### Records supplied ###

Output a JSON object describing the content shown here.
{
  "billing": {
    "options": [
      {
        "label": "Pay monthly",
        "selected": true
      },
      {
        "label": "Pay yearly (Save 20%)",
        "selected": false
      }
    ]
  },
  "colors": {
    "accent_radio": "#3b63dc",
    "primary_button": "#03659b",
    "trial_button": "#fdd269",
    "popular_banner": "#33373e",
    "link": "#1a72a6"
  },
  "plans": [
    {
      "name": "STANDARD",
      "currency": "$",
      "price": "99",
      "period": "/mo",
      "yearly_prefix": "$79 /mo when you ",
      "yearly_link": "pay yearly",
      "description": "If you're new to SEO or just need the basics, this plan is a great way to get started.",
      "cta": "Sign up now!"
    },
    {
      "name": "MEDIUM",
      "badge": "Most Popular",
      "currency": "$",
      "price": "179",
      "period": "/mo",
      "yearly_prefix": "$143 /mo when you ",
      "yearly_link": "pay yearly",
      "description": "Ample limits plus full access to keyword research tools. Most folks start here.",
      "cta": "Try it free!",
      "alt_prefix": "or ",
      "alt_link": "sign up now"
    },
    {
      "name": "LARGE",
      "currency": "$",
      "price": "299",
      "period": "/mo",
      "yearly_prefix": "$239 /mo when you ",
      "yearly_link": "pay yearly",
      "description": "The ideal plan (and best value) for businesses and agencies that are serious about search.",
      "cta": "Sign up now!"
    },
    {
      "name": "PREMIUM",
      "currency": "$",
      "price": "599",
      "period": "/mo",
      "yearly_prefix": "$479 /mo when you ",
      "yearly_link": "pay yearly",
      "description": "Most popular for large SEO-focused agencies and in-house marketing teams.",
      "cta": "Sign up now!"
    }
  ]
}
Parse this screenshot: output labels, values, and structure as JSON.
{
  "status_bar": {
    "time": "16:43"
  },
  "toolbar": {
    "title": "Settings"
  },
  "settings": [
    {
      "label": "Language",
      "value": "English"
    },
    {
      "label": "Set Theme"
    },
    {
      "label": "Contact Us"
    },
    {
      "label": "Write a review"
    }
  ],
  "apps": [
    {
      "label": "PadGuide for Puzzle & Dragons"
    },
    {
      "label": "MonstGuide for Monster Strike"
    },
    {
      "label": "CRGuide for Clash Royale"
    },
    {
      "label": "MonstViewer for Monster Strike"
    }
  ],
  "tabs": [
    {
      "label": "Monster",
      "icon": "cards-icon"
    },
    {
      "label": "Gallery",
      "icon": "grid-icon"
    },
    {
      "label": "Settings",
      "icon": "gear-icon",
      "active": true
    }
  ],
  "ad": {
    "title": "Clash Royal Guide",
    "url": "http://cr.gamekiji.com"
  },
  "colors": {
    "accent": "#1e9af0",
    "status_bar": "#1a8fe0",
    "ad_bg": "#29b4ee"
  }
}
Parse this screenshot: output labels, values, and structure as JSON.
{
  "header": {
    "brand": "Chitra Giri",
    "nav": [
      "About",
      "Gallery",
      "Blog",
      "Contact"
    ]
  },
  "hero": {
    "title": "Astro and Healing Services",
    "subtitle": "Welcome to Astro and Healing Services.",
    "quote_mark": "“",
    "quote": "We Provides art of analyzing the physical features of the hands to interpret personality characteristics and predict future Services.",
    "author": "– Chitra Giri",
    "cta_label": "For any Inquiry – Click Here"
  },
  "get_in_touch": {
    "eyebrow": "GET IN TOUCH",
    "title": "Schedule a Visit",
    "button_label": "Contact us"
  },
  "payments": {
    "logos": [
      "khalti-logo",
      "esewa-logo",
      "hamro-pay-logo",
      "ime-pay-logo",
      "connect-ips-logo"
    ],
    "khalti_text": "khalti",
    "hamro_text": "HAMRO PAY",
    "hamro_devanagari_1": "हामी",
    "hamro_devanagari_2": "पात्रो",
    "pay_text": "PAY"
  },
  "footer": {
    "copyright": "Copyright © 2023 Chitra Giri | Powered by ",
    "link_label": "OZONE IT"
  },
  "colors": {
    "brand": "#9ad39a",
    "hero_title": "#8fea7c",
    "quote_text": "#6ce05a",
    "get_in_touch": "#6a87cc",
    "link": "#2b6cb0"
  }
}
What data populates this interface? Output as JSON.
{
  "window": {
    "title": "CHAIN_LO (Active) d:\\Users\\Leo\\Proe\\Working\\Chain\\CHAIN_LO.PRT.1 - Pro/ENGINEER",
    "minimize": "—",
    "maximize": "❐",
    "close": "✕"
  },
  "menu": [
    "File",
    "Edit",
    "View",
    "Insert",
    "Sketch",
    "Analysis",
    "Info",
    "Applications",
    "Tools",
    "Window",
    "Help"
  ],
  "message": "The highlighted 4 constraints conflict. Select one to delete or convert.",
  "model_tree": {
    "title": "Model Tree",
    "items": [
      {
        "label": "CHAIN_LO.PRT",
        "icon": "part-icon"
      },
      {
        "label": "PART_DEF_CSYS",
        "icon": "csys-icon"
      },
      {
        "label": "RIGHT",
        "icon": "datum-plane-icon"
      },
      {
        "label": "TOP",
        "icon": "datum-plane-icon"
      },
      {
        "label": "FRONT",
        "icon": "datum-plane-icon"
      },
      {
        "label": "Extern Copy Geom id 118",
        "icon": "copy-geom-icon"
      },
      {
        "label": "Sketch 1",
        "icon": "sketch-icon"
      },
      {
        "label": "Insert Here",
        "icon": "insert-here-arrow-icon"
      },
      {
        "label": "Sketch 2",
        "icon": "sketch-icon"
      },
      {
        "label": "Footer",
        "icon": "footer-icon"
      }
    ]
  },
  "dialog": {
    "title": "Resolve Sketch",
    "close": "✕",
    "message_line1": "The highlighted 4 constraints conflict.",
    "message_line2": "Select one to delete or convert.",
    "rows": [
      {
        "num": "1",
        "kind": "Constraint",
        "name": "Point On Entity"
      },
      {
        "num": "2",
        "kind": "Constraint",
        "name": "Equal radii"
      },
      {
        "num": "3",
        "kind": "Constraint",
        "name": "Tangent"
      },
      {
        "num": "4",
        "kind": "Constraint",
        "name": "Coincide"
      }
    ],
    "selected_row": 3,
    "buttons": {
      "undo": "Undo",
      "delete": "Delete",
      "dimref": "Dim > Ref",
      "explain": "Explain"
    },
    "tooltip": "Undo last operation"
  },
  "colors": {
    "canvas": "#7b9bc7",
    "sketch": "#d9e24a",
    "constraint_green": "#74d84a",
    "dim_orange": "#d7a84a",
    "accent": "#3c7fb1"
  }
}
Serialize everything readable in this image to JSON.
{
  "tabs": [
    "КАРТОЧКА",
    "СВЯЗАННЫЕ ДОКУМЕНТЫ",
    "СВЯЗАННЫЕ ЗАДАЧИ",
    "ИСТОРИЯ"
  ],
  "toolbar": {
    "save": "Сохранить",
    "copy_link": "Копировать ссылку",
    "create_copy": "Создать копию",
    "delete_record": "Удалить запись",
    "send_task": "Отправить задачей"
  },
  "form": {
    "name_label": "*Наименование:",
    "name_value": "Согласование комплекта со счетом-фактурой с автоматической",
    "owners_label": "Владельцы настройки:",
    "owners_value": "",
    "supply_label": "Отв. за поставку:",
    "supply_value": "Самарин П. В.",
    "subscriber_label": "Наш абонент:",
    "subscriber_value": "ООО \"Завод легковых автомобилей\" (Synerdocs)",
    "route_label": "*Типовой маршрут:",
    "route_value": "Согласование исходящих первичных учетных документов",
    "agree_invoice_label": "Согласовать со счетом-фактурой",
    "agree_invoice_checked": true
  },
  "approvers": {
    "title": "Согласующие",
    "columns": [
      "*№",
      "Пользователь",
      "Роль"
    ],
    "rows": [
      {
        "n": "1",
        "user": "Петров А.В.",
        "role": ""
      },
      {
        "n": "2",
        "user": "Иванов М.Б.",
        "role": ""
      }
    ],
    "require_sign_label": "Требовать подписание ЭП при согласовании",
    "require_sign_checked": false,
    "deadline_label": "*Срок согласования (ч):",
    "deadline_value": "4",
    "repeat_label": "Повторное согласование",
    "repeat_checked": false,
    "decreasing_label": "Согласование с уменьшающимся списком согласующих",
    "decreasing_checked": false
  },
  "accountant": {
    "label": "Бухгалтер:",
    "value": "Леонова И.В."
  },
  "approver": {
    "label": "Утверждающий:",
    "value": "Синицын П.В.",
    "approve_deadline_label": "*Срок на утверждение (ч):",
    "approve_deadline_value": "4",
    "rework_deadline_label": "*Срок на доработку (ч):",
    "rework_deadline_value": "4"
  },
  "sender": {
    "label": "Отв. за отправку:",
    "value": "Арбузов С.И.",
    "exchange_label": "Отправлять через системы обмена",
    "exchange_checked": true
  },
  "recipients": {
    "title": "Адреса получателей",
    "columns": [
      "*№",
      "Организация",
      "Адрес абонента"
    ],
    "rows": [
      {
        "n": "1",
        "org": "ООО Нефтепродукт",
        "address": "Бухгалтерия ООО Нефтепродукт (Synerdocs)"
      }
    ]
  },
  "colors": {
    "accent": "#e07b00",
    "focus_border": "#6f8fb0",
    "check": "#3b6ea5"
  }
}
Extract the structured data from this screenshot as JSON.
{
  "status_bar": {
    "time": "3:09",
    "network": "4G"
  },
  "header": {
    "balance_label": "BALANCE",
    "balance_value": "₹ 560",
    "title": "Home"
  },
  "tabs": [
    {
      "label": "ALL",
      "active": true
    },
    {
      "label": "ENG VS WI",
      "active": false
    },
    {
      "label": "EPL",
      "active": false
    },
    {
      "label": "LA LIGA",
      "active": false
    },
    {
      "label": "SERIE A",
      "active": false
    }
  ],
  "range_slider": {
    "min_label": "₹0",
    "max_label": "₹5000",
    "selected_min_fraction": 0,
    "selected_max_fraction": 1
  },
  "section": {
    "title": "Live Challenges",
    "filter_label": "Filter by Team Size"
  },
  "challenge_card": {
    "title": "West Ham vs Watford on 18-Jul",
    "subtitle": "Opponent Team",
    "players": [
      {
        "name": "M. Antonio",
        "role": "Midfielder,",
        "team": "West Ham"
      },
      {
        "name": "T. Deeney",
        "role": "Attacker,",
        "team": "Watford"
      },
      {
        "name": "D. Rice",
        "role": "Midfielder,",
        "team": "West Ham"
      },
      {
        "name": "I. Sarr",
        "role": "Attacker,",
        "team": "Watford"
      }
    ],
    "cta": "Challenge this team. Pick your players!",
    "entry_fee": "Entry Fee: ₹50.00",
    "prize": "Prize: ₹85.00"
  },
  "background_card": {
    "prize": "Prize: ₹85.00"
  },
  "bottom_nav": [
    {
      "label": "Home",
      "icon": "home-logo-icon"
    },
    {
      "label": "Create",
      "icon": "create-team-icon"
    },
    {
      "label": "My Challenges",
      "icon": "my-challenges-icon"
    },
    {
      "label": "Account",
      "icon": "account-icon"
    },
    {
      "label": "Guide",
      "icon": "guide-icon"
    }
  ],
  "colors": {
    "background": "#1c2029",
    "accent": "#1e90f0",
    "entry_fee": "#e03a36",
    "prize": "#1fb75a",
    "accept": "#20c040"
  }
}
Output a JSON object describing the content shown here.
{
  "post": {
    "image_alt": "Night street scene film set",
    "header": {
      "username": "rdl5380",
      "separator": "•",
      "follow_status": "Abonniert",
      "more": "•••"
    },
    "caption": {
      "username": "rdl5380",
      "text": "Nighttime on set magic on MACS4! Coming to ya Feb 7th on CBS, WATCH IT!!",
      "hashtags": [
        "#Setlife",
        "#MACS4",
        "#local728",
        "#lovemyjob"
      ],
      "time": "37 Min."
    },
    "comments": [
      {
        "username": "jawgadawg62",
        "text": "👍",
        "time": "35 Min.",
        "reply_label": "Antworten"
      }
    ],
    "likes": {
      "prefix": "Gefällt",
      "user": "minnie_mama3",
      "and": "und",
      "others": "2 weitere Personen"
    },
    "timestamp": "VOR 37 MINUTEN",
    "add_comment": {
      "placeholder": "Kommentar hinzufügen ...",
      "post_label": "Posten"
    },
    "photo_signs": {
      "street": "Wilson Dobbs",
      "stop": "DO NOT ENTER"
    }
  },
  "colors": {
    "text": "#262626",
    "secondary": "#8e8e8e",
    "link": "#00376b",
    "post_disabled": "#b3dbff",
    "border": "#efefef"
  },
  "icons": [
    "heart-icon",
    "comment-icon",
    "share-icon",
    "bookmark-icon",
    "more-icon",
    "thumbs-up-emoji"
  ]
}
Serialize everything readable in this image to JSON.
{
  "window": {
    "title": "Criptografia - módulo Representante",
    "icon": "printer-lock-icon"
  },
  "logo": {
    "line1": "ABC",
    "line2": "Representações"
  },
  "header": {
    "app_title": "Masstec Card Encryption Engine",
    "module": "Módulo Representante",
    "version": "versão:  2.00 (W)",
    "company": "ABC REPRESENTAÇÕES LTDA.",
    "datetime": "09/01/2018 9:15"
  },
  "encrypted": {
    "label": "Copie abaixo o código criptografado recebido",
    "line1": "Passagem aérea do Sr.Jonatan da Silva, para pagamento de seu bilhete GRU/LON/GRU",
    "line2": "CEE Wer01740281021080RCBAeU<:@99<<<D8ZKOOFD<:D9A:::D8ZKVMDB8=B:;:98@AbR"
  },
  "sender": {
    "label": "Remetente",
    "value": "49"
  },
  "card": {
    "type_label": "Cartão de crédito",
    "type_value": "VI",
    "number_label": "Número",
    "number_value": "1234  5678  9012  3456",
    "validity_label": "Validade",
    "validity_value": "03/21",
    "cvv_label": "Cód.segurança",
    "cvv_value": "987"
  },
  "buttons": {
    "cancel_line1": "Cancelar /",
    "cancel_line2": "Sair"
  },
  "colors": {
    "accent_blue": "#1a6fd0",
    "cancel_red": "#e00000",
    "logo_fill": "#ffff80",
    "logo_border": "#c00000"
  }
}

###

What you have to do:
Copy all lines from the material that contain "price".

Task result:
      "price": "99",
      "price": "179",
      "price": "299",
      "price": "599",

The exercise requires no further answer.